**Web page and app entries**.
= = = = = = =

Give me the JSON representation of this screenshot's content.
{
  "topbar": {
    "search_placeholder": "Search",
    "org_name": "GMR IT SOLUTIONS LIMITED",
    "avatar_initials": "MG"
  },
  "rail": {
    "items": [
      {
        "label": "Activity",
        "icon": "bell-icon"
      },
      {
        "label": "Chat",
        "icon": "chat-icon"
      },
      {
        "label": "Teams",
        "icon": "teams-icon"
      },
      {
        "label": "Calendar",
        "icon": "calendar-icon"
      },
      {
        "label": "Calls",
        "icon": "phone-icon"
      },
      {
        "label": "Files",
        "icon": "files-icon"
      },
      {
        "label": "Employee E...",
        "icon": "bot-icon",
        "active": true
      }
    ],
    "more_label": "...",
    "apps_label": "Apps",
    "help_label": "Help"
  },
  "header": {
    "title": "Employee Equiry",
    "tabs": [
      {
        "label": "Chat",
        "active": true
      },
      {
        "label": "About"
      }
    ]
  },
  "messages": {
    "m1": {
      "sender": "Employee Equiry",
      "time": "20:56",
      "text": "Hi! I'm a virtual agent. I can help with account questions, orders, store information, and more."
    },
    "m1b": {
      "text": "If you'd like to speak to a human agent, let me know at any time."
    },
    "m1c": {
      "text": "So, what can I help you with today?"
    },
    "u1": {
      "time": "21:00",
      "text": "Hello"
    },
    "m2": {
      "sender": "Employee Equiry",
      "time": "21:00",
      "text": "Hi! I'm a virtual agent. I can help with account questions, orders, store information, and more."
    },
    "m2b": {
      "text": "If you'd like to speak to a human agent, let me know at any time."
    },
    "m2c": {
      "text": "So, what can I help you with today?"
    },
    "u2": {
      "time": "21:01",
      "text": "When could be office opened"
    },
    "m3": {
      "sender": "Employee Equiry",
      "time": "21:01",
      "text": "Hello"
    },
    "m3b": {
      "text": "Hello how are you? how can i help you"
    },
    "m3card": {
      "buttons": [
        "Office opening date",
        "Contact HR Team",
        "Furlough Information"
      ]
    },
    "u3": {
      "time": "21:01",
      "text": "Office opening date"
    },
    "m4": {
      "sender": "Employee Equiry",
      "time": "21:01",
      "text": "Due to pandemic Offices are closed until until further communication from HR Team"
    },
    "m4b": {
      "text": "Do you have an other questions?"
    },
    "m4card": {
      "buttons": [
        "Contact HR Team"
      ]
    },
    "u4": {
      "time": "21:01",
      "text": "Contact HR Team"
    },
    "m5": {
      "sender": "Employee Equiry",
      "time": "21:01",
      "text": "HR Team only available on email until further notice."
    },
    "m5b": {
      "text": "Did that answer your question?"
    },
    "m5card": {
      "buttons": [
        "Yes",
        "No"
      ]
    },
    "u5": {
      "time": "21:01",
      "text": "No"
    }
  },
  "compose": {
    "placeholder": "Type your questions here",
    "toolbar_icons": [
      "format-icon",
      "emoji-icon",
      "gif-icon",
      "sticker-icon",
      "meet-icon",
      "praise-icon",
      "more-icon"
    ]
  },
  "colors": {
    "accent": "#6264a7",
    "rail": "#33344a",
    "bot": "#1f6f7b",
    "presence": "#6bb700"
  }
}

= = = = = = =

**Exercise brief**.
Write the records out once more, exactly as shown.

**Result**.
Give me the JSON representation of this screenshot's content.
{
  "topbar": {
    "search_placeholder": "Search",
    "org_name": "GMR IT SOLUTIONS LIMITED",
    "avatar_initials": "MG"
  },
  "rail": {
    "items": [
      {
        "label": "Activity",
        "icon": "bell-icon"
      },
      {
        "label": "Chat",
        "icon": "chat-icon"
      },
      {
        "label": "Teams",
        "icon": "teams-icon"
      },
      {
        "label": "Calendar",
        "icon": "calendar-icon"
      },
      {
        "label": "Calls",
        "icon": "phone-icon"
      },
      {
        "label": "Files",
        "icon": "files-icon"
      },
      {
        "label": "Employee E...",
        "icon": "bot-icon",
        "active": true
      }
    ],
    "more_label": "...",
    "apps_label": "Apps",
    "help_label": "Help"
  },
  "header": {
    "title": "Employee Equiry",
    "tabs": [
      {
        "label": "Chat",
        "active": true
      },
      {
        "label": "About"
      }
    ]
  },
  "messages": {
    "m1": {
      "sender": "Employee Equiry",
      "time": "20:56",
      "text": "Hi! I'm a virtual agent. I can help with account questions, orders, store information, and more."
    },
    "m1b": {
      "text": "If you'd like to speak to a human agent, let me know at any time."
    },
    "m1c": {
      "text": "So, what can I help you with today?"
    },
    "u1": {
      "time": "21:00",
      "text": "Hello"
    },
    "m2": {
      "sender": "Employee Equiry",
      "time": "21:00",
      "text": "Hi! I'm a virtual agent. I can help with account questions, orders, store information, and more."
    },
    "m2b": {
      "text": "If you'd like to speak to a human agent, let me know at any time."
    },
    "m2c": {
      "text": "So, what can I help you with today?"
    },
    "u2": {
      "time": "21:01",
      "text": "When could be office opened"
    },
    "m3": {
      "sender": "Employee Equiry",
      "time": "21:01",
      "text": "Hello"
    },
    "m3b": {
      "text": "Hello how are you? how can i help you"
    },
    "m3card": {
      "buttons": [
        "Office opening date",
        "Contact HR Team",
        "Furlough Information"
      ]
    },
    "u3": {
      "time": "21:01",
      "text": "Office opening date"
    },
    "m4": {
      "sender": "Employee Equiry",
      "time": "21:01",
      "text": "Due to pandemic Offices are closed until until further communication from HR Team"
    },
    "m4b": {
      "text": "Do you have an other questions?"
    },
    "m4card": {
      "buttons": [
        "Contact HR Team"
      ]
    },
    "u4": {
      "time": "21:01",
      "text": "Contact HR Team"
    },
    "m5": {
      "sender": "Employee Equiry",
      "time": "21:01",
      "text": "HR Team only available on email until further notice."
    },
    "m5b": {
      "text": "Did that answer your question?"
    },
    "m5card": {
      "buttons": [
        "Yes",
        "No"
      ]
    },
    "u5": {
      "time": "21:01",
      "text": "No"
    }
  },
  "compose": {
    "placeholder": "Type your questions here",
    "toolbar_icons": [
      "format-icon",
      "emoji-icon",
      "gif-icon",
      "sticker-icon",
      "meet-icon",
      "praise-icon",
      "more-icon"
    ]
  },
  "colors": {
    "accent": "#6264a7",
    "rail": "#33344a",
    "bot": "#1f6f7b",
    "presence": "#6bb700"
  }
}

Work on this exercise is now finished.